Lice, Mites and other Parasites
Like us and other animals, rats get lice, mites, fleas and other parasites. This is not a sign of being looked after poorly or bad living conditions, but it if left untreated they can lead to other issues. Lice, mites and other parasites are very common and they need to be treated regularly just like you would a dog or cat. Now you are probably thinking if I have treated them already, doesn’t that mean they are gone? Sadly no… Rats can come into contact with the problem again via things like other rats, and litter. Litter usually sits in warehouses and pet shop for long period of time, these places are a common factor for carrying things like lice and other parasites.
Common symptoms of lice and mites are itching and scabbing, most common around the neck and shoulder area. Lice are hard to spot unless you take the time to find them or the problem has gone untreated for a long period of time. Mites on the other hand are not visible to the human eye, your vet will probably take a skin scrapping to verify that there are parasites present, however these tests often result in a false negative. So you should consider treatment to be on the safe side.
Ivermectin ( ivermec) or Revolution are the 2 most common treatments that are prescribed to rid of the parasites. I personalty don’t suggest the ivermectin be injected. This method of dosing can often lead to an overdose which can cause permanent nerve damage or kill your rat. In my opinion ivermectin should be dosed topically or orally. Injectable ivermectin may be used topically by placing the correct dosage on neck of the rat and allowing the rat to groom itself, hereby ingesting the medication. The dose will be different per rat due to their weight and size, always check with your vet before dosing your rats to make sure you are giving them correct amount.
Do not dose babies or pregnant/nursing doe’s without first consenting with a vet.
To make treatment successful you will need to treat all rats in your colony, even if others are not showing symptoms. Like us some rats will react differently to the parasites, so just because they don’t seem to show signs of them that does not mean they do not have them, treat one…. treat all. You will also have to make sure you treat the rats living area, you will need to thoroughly scrub the cage (1 part bleach to 10 parts water is recommended, make sure the cage is completely dry before you return the rats), throw out all litter, wash any cloth material and plastic toys in the cage and throw out any wooden/cardboard toys or boxes they have come into contact with. If you have any bedding or litter that has not yet been used, you should freeze them for at lest 24 hours before using to kill off any lice or mites that may be living in them to avoid further contact.

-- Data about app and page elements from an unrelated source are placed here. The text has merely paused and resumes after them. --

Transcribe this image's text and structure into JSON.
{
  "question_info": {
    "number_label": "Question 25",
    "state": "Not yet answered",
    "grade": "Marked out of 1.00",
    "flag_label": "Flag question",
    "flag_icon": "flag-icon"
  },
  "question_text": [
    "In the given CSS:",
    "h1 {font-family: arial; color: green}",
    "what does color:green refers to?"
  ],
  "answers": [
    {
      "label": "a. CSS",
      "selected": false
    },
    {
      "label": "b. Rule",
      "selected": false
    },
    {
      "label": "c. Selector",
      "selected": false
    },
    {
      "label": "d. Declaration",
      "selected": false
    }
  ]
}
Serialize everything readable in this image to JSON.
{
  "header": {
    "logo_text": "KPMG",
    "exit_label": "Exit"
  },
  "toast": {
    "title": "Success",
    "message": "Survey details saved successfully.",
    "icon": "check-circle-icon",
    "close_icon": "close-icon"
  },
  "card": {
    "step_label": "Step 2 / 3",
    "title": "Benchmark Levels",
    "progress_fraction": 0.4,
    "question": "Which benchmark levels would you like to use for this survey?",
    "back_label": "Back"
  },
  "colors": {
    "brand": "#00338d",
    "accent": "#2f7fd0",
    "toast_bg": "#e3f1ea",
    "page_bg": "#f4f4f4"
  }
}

You should notice less scratching and fewer scabs within 2 – 3 days of the first treatment. Often a bath will help to sooth the skin of the rat while waiting for the medication to kick in. Trimming the nails of the itchy rat may also help the scabs to heal faster.
What is bumblefoot you ask? Bumblefoot is where the rats foot becomes swollen and develops tiny red calluses type blisters under the foot.If left untreated they become quiet large and will bleed and scab over. As you can imagine this will cause the rat a lot of pain and restrict their movement and ability to look after them selves.
While a lot of people are yet to decide weather bumblefoot is a genetic issue or a care issue, I believe it is better to be safe then sorry. Prevention is always the best place to start, so how can you try and prevent this from happening to your fur babies? Make sure all cage surfaces are clean, smooth and dry. Walking around in there own mess is said to be a big factor in how the issue starts. Any rough surfaces in their cage can cause injury’s to their feet, the tiniest of scratches can become infected and this is more likely to occur if they are covered in mess. Make sure you cover all wire grill floors and shelves with things like fleece, lino, tiles, fluteboard etc and keep them clean and dry as best as you can. If you do these things along with a good healthy diet and lots of exercise you should have no issues.
If you do however find that your rats have bumblefoot, no matter how bad it is, please take them to the vet and get them treatment. Don’t leave it and hope it goes away, as it wont and will get worse, and it can lead to other health issues if your rat is not able to get them self to there food and water bottle.